◆ What the task requires: Show me each line of the listing below where the word "Size" appears.

====== The records ======

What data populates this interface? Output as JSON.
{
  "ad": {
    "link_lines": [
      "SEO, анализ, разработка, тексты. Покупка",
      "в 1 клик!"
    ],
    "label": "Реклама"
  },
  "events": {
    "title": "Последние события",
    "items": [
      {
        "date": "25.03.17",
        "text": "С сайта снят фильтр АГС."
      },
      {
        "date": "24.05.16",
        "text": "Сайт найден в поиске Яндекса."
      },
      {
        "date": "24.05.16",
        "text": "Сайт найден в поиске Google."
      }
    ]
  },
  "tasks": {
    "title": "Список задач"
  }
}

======
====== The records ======

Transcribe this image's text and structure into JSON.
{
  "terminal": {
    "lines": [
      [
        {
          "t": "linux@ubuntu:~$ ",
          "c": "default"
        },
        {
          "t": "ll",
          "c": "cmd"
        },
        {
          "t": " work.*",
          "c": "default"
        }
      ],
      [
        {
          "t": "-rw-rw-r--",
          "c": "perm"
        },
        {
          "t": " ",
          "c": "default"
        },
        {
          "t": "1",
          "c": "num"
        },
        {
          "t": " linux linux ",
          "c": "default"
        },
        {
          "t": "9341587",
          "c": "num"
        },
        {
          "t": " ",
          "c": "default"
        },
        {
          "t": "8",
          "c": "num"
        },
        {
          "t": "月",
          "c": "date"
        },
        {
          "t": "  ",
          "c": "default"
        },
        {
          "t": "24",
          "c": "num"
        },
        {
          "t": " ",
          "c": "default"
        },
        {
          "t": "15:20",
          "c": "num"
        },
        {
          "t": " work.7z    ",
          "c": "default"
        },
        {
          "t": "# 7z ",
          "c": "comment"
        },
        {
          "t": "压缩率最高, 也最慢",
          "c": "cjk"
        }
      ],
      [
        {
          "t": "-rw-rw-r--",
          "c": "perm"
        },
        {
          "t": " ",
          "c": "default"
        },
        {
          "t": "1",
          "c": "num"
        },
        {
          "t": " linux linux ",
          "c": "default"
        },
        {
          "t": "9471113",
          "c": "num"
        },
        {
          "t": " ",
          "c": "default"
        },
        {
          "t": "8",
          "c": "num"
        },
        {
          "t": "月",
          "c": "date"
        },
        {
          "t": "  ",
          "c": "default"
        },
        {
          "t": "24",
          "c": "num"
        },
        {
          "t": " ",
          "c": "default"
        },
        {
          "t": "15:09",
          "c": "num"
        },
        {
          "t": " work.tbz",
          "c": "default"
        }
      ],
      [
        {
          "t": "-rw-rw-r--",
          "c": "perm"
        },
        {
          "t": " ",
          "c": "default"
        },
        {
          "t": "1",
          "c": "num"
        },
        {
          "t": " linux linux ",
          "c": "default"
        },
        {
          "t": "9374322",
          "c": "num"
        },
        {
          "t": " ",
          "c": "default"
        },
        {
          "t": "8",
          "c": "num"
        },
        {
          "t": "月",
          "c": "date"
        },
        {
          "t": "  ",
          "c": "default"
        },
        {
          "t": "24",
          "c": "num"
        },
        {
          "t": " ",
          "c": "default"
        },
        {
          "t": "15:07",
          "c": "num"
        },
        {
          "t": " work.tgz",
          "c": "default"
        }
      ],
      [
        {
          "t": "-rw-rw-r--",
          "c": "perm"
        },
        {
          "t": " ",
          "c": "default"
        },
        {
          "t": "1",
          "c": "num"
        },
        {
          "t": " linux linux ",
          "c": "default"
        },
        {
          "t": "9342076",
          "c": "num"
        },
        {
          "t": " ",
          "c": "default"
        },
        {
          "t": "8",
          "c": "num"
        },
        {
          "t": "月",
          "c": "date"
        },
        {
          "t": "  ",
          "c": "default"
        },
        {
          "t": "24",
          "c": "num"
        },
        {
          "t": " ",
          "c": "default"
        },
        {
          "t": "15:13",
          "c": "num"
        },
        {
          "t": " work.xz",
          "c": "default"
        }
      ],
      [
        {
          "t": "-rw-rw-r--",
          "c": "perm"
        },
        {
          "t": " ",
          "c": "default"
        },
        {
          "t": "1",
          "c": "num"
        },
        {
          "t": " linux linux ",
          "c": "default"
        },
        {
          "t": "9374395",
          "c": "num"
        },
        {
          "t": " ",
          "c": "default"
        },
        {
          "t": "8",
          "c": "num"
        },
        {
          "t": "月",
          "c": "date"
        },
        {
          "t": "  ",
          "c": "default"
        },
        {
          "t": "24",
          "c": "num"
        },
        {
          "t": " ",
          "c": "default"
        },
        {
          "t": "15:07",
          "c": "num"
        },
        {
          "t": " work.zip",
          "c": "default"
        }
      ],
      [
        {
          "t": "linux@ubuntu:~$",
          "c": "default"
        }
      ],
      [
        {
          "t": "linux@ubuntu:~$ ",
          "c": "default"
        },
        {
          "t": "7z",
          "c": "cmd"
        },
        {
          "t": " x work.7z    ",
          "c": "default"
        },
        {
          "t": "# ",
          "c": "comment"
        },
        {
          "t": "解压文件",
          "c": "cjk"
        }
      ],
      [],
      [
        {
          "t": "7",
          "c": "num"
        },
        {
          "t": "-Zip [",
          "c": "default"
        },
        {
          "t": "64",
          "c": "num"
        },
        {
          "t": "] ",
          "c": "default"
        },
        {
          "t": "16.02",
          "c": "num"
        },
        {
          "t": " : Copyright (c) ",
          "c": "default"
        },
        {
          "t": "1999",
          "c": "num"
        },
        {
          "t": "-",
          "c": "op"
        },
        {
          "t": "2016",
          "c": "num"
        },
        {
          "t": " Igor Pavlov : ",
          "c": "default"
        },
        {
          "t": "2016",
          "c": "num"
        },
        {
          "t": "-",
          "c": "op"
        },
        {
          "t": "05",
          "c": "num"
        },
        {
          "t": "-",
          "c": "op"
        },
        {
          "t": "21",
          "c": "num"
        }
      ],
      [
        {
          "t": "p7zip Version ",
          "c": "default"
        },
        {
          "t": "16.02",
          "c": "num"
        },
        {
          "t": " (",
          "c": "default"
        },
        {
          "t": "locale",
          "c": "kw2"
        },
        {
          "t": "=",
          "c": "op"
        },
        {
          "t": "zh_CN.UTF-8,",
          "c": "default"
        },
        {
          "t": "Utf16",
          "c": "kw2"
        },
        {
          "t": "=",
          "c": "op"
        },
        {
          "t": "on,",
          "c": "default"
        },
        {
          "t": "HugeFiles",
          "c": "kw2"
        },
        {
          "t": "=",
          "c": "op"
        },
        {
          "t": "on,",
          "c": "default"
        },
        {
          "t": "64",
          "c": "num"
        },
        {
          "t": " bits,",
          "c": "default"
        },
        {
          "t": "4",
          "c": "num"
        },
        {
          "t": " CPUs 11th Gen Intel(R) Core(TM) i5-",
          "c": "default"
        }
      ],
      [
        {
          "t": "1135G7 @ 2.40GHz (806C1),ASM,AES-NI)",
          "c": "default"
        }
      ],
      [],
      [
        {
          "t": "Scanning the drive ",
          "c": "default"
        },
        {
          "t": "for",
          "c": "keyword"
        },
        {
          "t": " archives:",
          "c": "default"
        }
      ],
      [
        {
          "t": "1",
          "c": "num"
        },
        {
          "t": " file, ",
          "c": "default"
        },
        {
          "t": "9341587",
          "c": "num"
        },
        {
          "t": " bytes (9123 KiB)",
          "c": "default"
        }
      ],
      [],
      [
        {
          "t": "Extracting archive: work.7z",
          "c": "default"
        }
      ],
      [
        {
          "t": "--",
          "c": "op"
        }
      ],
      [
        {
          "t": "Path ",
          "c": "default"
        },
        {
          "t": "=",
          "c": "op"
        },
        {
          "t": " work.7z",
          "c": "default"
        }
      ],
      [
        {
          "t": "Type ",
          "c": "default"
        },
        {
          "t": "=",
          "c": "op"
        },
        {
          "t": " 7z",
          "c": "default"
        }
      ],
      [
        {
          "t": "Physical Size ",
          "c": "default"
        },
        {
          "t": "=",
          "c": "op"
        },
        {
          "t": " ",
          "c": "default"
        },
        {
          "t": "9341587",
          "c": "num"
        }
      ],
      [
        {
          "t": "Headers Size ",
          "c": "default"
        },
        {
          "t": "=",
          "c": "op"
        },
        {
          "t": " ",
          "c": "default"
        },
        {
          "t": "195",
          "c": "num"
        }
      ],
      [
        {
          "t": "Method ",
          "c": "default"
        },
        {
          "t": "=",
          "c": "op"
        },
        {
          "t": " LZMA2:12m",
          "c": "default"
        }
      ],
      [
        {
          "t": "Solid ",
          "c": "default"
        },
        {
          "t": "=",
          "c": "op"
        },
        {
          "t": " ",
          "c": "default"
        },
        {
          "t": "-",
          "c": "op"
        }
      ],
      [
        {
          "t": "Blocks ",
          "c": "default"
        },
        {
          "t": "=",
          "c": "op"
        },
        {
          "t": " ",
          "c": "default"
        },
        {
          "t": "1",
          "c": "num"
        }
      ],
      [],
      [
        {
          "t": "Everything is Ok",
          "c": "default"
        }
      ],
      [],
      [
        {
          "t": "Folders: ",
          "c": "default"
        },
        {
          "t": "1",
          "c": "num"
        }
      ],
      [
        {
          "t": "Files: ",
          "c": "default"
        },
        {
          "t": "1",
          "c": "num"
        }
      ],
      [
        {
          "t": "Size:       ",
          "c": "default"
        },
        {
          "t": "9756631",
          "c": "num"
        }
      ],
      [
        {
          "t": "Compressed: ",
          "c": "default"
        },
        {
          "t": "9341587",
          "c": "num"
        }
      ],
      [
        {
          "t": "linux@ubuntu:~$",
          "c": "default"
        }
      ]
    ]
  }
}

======

◆ Exercise response:
          "t": "Physical Size ",
          "t": "Headers Size ",
          "t": "Size:       ",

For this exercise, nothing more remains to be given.